:: WORK INSTRUCTIONS ::
Each line below is to be set down again exactly.

:: DATA SHOWN ::
━━━━━━━━━━━━━━━━
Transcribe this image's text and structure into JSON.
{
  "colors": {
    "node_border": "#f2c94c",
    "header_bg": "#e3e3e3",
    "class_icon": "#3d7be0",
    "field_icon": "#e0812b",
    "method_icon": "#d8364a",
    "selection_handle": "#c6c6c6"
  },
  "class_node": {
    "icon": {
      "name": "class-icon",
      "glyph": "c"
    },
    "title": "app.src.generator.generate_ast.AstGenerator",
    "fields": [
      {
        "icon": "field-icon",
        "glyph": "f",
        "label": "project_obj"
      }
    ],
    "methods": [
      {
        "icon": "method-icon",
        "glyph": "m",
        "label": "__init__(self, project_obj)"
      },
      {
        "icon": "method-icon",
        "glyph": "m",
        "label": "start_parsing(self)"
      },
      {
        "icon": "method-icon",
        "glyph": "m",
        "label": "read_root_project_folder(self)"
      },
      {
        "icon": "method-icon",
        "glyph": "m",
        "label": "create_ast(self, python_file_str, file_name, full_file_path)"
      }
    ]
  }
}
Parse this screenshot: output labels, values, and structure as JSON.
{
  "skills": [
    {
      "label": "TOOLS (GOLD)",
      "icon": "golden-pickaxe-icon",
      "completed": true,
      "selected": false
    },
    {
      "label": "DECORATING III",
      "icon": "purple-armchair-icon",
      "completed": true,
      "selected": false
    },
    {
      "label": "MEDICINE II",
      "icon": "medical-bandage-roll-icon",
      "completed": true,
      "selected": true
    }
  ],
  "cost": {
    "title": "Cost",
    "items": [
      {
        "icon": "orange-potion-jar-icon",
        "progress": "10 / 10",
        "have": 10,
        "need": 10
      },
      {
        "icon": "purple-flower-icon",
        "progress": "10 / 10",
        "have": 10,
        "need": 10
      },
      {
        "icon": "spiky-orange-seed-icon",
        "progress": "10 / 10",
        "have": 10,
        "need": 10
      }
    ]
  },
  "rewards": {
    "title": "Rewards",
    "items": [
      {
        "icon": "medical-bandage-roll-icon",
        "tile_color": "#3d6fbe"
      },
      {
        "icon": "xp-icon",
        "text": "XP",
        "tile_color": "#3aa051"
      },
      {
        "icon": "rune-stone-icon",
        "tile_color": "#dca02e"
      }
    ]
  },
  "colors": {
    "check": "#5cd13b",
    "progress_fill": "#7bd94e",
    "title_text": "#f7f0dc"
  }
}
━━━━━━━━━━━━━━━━
:: SOLUTION ::
Transcribe this image's text and structure into JSON.
{
  "colors": {
    "node_border": "#f2c94c",
    "header_bg": "#e3e3e3",
    "class_icon": "#3d7be0",
    "field_icon": "#e0812b",
    "method_icon": "#d8364a",
    "selection_handle": "#c6c6c6"
  },
  "class_node": {
    "icon": {
      "name": "class-icon",
      "glyph": "c"
    },
    "title": "app.src.generator.generate_ast.AstGenerator",
    "fields": [
      {
        "icon": "field-icon",
        "glyph": "f",
        "label": "project_obj"
      }
    ],
    "methods": [
      {
        "icon": "method-icon",
        "glyph": "m",
        "label": "__init__(self, project_obj)"
      },
      {
        "icon": "method-icon",
        "glyph": "m",
        "label": "start_parsing(self)"
      },
      {
        "icon": "method-icon",
        "glyph": "m",
        "label": "read_root_project_folder(self)"
      },
      {
        "icon": "method-icon",
        "glyph": "m",
        "label": "create_ast(self, python_file_str, file_name, full_file_path)"
      }
    ]
  }
}
Parse this screenshot: output labels, values, and structure as JSON.
{
  "skills": [
    {
      "label": "TOOLS (GOLD)",
      "icon": "golden-pickaxe-icon",
      "completed": true,
      "selected": false
    },
    {
      "label": "DECORATING III",
      "icon": "purple-armchair-icon",
      "completed": true,
      "selected": false
    },
    {
      "label": "MEDICINE II",
      "icon": "medical-bandage-roll-icon",
      "completed": true,
      "selected": true
    }
  ],
  "cost": {
    "title": "Cost",
    "items": [
      {
        "icon": "orange-potion-jar-icon",
        "progress": "10 / 10",
        "have": 10,
        "need": 10
      },
      {
        "icon": "purple-flower-icon",
        "progress": "10 / 10",
        "have": 10,
        "need": 10
      },
      {
        "icon": "spiky-orange-seed-icon",
        "progress": "10 / 10",
        "have": 10,
        "need": 10
      }
    ]
  },
  "rewards": {
    "title": "Rewards",
    "items": [
      {
        "icon": "medical-bandage-roll-icon",
        "tile_color": "#3d6fbe"
      },
      {
        "icon": "xp-icon",
        "text": "XP",
        "tile_color": "#3aa051"
      },
      {
        "icon": "rune-stone-icon",
        "tile_color": "#dca02e"
      }
    ]
  },
  "colors": {
    "check": "#5cd13b",
    "progress_fill": "#7bd94e",
    "title_text": "#f7f0dc"
  }
}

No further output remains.